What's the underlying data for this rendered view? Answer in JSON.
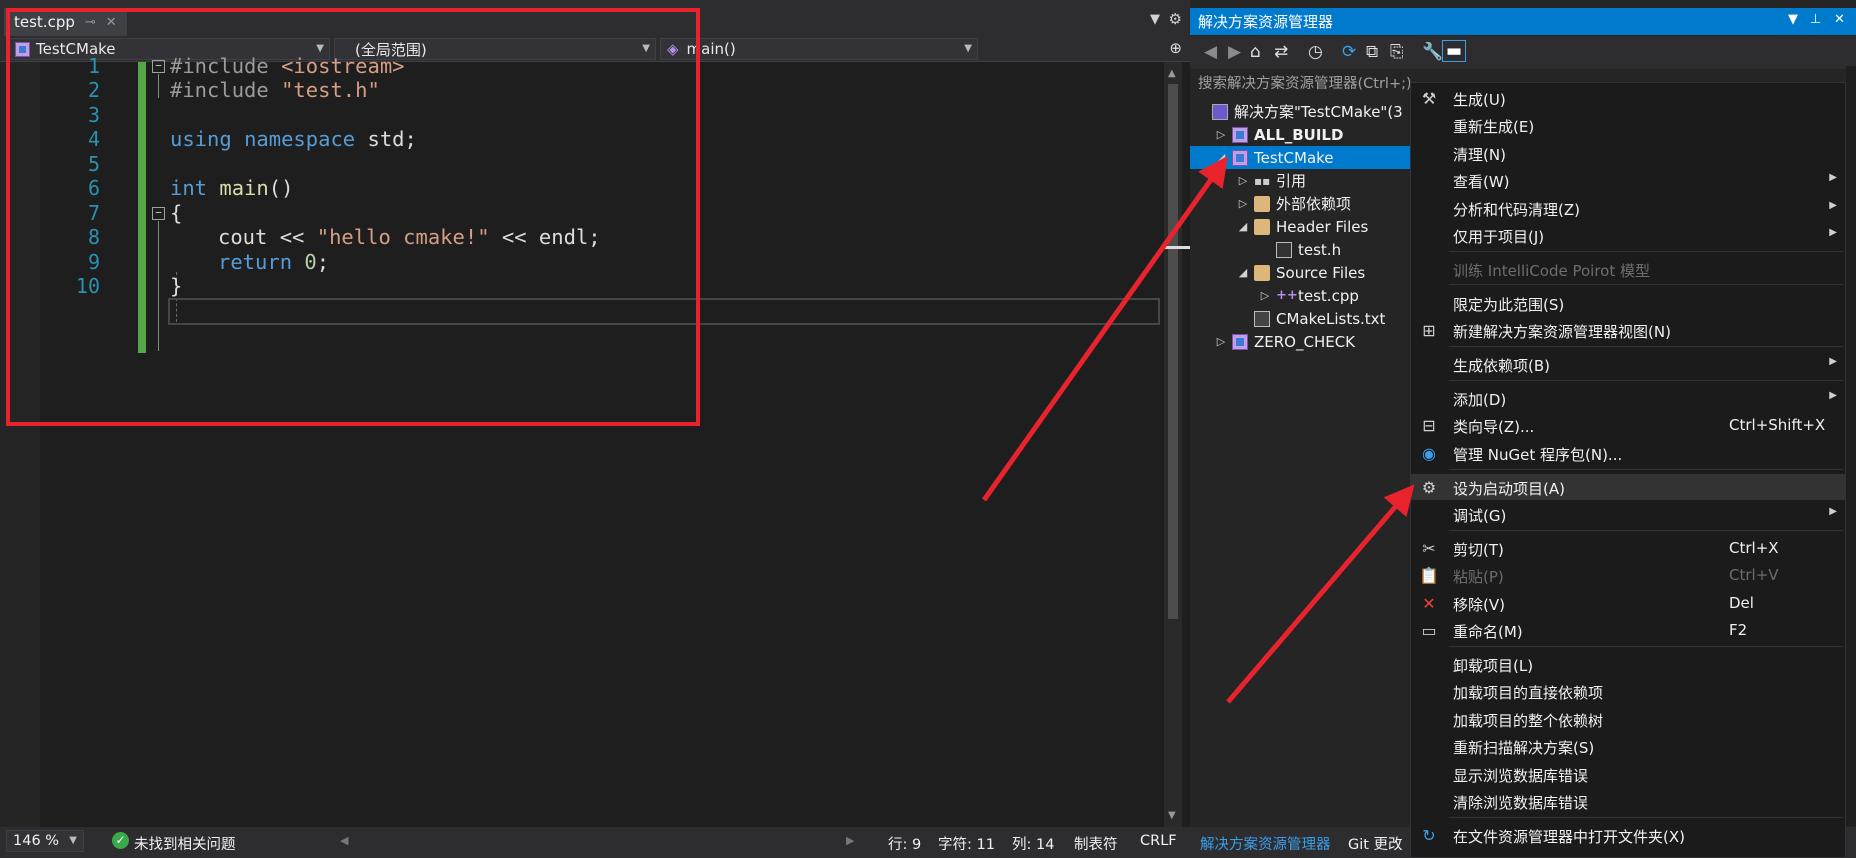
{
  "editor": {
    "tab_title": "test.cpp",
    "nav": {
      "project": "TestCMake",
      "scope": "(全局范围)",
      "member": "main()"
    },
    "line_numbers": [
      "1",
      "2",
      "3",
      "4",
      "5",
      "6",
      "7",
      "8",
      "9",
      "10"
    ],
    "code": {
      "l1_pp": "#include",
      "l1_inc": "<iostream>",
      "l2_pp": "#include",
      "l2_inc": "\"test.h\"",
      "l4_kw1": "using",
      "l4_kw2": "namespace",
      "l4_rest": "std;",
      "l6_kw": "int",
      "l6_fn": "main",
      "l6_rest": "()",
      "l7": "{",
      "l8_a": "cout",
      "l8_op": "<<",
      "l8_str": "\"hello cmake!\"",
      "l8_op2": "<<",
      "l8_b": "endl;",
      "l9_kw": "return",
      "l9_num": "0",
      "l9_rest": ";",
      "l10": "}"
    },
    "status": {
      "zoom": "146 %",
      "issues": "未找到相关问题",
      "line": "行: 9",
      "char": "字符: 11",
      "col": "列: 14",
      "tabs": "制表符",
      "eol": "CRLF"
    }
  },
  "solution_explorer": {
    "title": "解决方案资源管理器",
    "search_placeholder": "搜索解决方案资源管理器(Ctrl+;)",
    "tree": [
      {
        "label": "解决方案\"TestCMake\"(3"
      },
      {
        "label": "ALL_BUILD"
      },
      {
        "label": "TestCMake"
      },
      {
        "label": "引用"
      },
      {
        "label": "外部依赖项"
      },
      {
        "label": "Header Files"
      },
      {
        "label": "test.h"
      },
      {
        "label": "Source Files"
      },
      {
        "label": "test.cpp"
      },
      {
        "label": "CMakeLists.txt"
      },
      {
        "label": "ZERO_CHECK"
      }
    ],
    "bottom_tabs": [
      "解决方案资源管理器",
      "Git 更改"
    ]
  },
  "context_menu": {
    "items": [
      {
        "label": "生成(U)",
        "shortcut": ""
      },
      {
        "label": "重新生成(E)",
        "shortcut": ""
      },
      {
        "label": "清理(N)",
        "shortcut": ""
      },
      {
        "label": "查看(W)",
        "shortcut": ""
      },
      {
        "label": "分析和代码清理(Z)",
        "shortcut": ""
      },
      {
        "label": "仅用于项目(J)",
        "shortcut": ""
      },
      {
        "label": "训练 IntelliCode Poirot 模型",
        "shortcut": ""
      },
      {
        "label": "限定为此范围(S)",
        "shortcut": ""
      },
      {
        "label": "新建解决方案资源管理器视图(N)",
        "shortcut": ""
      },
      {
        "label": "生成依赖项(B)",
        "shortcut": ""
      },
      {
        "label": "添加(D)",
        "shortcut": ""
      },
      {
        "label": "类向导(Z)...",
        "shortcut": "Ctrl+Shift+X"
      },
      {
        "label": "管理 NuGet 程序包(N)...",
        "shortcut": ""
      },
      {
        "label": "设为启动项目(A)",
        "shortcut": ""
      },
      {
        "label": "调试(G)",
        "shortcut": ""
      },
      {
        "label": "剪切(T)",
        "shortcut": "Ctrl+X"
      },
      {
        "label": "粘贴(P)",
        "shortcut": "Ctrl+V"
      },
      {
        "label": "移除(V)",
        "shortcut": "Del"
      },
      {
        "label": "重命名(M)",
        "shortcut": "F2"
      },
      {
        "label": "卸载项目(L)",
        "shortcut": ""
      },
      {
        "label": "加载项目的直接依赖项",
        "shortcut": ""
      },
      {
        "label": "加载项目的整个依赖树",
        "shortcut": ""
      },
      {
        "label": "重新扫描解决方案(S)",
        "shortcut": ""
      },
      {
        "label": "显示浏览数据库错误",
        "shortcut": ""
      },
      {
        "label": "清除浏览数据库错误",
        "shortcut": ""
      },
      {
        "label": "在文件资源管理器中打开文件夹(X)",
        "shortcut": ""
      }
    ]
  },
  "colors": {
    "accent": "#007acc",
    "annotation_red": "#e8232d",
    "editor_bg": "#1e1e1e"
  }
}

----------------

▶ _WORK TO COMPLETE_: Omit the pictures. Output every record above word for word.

▶ _WRITTEN ANSWER_:
What's the underlying data for this rendered view? Answer in JSON.
{
  "editor": {
    "tab_title": "test.cpp",
    "nav": {
      "project": "TestCMake",
      "scope": "(全局范围)",
      "member": "main()"
    },
    "line_numbers": [
      "1",
      "2",
      "3",
      "4",
      "5",
      "6",
      "7",
      "8",
      "9",
      "10"
    ],
    "code": {
      "l1_pp": "#include",
      "l1_inc": "<iostream>",
      "l2_pp": "#include",
      "l2_inc": "\"test.h\"",
      "l4_kw1": "using",
      "l4_kw2": "namespace",
      "l4_rest": "std;",
      "l6_kw": "int",
      "l6_fn": "main",
      "l6_rest": "()",
      "l7": "{",
      "l8_a": "cout",
      "l8_op": "<<",
      "l8_str": "\"hello cmake!\"",
      "l8_op2": "<<",
      "l8_b": "endl;",
      "l9_kw": "return",
      "l9_num": "0",
      "l9_rest": ";",
      "l10": "}"
    },
    "status": {
      "zoom": "146 %",
      "issues": "未找到相关问题",
      "line": "行: 9",
      "char": "字符: 11",
      "col": "列: 14",
      "tabs": "制表符",
      "eol": "CRLF"
    }
  },
  "solution_explorer": {
    "title": "解决方案资源管理器",
    "search_placeholder": "搜索解决方案资源管理器(Ctrl+;)",
    "tree": [
      {
        "label": "解决方案\"TestCMake\"(3"
      },
      {
        "label": "ALL_BUILD"
      },
      {
        "label": "TestCMake"
      },
      {
        "label": "引用"
      },
      {
        "label": "外部依赖项"
      },
      {
        "label": "Header Files"
      },
      {
        "label": "test.h"
      },
      {
        "label": "Source Files"
      },
      {
        "label": "test.cpp"
      },
      {
        "label": "CMakeLists.txt"
      },
      {
        "label": "ZERO_CHECK"
      }
    ],
    "bottom_tabs": [
      "解决方案资源管理器",
      "Git 更改"
    ]
  },
  "context_menu": {
    "items": [
      {
        "label": "生成(U)",
        "shortcut": ""
      },
      {
        "label": "重新生成(E)",
        "shortcut": ""
      },
      {
        "label": "清理(N)",
        "shortcut": ""
      },
      {
        "label": "查看(W)",
        "shortcut": ""
      },
      {
        "label": "分析和代码清理(Z)",
        "shortcut": ""
      },
      {
        "label": "仅用于项目(J)",
        "shortcut": ""
      },
      {
        "label": "训练 IntelliCode Poirot 模型",
        "shortcut": ""
      },
      {
        "label": "限定为此范围(S)",
        "shortcut": ""
      },
      {
        "label": "新建解决方案资源管理器视图(N)",
        "shortcut": ""
      },
      {
        "label": "生成依赖项(B)",
        "shortcut": ""
      },
      {
        "label": "添加(D)",
        "shortcut": ""
      },
      {
        "label": "类向导(Z)...",
        "shortcut": "Ctrl+Shift+X"
      },
      {
        "label": "管理 NuGet 程序包(N)...",
        "shortcut": ""
      },
      {
        "label": "设为启动项目(A)",
        "shortcut": ""
      },
      {
        "label": "调试(G)",
        "shortcut": ""
      },
      {
        "label": "剪切(T)",
        "shortcut": "Ctrl+X"
      },
      {
        "label": "粘贴(P)",
        "shortcut": "Ctrl+V"
      },
      {
        "label": "移除(V)",
        "shortcut": "Del"
      },
      {
        "label": "重命名(M)",
        "shortcut": "F2"
      },
      {
        "label": "卸载项目(L)",
        "shortcut": ""
      },
      {
        "label": "加载项目的直接依赖项",
        "shortcut": ""
      },
      {
        "label": "加载项目的整个依赖树",
        "shortcut": ""
      },
      {
        "label": "重新扫描解决方案(S)",
        "shortcut": ""
      },
      {
        "label": "显示浏览数据库错误",
        "shortcut": ""
      },
      {
        "label": "清除浏览数据库错误",
        "shortcut": ""
      },
      {
        "label": "在文件资源管理器中打开文件夹(X)",
        "shortcut": ""
      }
    ]
  },
  "colors": {
    "accent": "#007acc",
    "annotation_red": "#e8232d",
    "editor_bg": "#1e1e1e"
  }
}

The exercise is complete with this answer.